Soon after the United States was eliminated, blog after blog weighed-in on the potential 2018 U.S. roster. As we found out from the previous cycle, anything can happen over four years and selecting a twenty-three for Russia is an exercise in futility.
It should be said though, should the program’s development be a top priority, anyone seemingly out of the 2018 competition shouldn’t be suiting up for the national team any longer. The only way to develop the talent and cohesion needed is to allow potential world cup teammates time on the field together.
Unfortunately, this may mean the end of the United States careers of Tim Howard, Clint Dempsey, Jermaine Jones, and Kyle Beckerman, among others. Their service to the shield is forever appreciated, but the program needs to move forward.
The most symbolic of torch-passings will be in net. Gone will be Tim Howard and his record-setting American career. This leaves the position wide open for the more than capable Brad Guzan, who should be able to fill in admirably for Howard and could hold the job for the foreseeable future.
Sensibly, Klinsmann has already gone on record stating he will defer to youth in the coming months. This could mean a pre-Gold Cup roster of Juan Agudelo, Will Packwood, Luis Gil, Joe Gyau and many more whose current trajectory could see them suiting up in 2018.
It’s simple to say all young players will develop into top flight talent, but then we’re all reminded of Freddy Adu. In reality at least one of the young players on the current roster won’t pan out. Could be Yedlin, Brooks, or even Green: it’s the truth of the game. The priority then is to be sure someone is more than capable of stepping in when called upon.
The grass is always greener and the thought of guys like Darlington Nagbe, Diego Fagundez and even Gedion Zelalem not only suiting up as Americans, but also panning out to their potential, would get any supporter excited.
Veterans will also be very much required to steer this young ship in the right direction. This is going to be the task of Jozy Altidore, Geoff Cameron, Fabian Johnson and Michael Bradley (who one has to believe will be taking over the captain’s armband shortly) over the next four years.
The great hope, however is that the level of competition has risen over the past few years leading to players pushing each other. This in turn leads to both new players forcing their way onto the field and forgotten players working back into contention. Who knows, maybe Freddy Adu gets back in the mix.
For now, onward and upward we go to Prague in September.

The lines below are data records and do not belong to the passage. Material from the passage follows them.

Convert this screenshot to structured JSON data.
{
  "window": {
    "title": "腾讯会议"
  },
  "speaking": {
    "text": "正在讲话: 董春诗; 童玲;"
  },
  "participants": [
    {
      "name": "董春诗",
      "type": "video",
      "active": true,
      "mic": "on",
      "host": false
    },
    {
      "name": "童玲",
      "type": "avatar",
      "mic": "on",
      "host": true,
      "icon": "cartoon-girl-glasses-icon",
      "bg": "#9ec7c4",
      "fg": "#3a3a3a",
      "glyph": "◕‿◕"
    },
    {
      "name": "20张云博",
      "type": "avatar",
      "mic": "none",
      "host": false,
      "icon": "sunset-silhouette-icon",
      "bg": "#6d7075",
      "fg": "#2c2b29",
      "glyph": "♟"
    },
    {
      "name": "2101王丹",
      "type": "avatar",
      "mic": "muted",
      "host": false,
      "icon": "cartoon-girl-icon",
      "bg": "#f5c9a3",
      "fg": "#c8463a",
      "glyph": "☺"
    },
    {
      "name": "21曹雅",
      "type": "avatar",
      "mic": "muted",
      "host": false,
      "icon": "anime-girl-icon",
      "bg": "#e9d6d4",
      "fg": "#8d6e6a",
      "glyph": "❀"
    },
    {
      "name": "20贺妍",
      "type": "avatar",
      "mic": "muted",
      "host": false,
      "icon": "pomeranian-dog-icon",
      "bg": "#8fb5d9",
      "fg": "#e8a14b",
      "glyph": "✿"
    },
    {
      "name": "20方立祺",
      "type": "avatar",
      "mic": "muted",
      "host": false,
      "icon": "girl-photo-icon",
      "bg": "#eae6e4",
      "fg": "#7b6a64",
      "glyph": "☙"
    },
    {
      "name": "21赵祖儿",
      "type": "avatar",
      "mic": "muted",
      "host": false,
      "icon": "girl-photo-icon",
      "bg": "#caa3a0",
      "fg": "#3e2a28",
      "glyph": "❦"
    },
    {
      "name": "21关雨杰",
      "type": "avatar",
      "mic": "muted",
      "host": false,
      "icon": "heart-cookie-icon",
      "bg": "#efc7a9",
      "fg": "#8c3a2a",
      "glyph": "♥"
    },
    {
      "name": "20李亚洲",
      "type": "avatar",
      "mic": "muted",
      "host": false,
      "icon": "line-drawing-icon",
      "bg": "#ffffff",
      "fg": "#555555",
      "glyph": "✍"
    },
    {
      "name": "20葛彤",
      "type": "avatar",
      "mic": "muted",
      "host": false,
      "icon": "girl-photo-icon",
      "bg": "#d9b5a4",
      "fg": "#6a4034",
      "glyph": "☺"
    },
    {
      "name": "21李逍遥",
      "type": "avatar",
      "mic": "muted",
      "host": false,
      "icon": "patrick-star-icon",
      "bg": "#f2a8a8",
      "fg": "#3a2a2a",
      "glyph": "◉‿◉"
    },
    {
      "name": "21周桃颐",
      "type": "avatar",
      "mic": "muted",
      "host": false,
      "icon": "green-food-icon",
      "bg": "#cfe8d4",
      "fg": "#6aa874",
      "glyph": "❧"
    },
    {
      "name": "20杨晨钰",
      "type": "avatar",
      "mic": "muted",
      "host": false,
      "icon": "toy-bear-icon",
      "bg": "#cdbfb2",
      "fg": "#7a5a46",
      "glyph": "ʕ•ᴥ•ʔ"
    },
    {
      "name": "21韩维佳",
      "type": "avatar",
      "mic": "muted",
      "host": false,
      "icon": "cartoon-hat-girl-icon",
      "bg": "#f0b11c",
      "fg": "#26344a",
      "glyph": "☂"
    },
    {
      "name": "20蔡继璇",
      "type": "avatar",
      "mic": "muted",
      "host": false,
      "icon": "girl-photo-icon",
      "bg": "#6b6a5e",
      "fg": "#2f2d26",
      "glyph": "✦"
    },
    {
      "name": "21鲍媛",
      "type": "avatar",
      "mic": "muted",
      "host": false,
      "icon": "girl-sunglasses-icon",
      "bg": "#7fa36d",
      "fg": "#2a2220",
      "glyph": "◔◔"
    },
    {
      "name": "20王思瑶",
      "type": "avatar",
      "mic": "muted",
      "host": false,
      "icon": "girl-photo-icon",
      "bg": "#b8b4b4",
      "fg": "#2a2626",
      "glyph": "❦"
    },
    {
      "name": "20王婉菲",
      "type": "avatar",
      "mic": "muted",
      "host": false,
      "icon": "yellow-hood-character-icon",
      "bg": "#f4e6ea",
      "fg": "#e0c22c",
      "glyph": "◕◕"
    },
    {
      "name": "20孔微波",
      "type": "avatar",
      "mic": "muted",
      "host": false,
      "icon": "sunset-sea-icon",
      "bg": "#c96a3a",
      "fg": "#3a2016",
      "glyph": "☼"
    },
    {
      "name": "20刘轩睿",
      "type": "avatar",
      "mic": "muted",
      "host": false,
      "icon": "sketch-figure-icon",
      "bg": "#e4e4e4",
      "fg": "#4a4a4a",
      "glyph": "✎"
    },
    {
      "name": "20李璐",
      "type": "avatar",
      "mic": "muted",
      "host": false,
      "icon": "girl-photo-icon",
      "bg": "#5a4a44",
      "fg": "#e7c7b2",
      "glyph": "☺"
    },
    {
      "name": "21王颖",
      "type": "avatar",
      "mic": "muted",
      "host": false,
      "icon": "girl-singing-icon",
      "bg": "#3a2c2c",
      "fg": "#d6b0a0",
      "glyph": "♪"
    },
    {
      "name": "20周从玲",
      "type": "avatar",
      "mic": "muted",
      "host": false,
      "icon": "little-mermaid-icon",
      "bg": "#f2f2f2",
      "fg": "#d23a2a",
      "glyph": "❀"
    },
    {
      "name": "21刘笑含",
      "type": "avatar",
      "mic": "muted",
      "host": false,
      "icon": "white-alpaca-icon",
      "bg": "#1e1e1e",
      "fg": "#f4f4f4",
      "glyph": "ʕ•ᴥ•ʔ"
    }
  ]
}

OTF will be there to help guide you along the way…
Need more World Cup and USMNT chat?
OTF’s Joe Maskivish is always looking for a good USMNT conversation. Follow him and reach out @JoeMaskivish.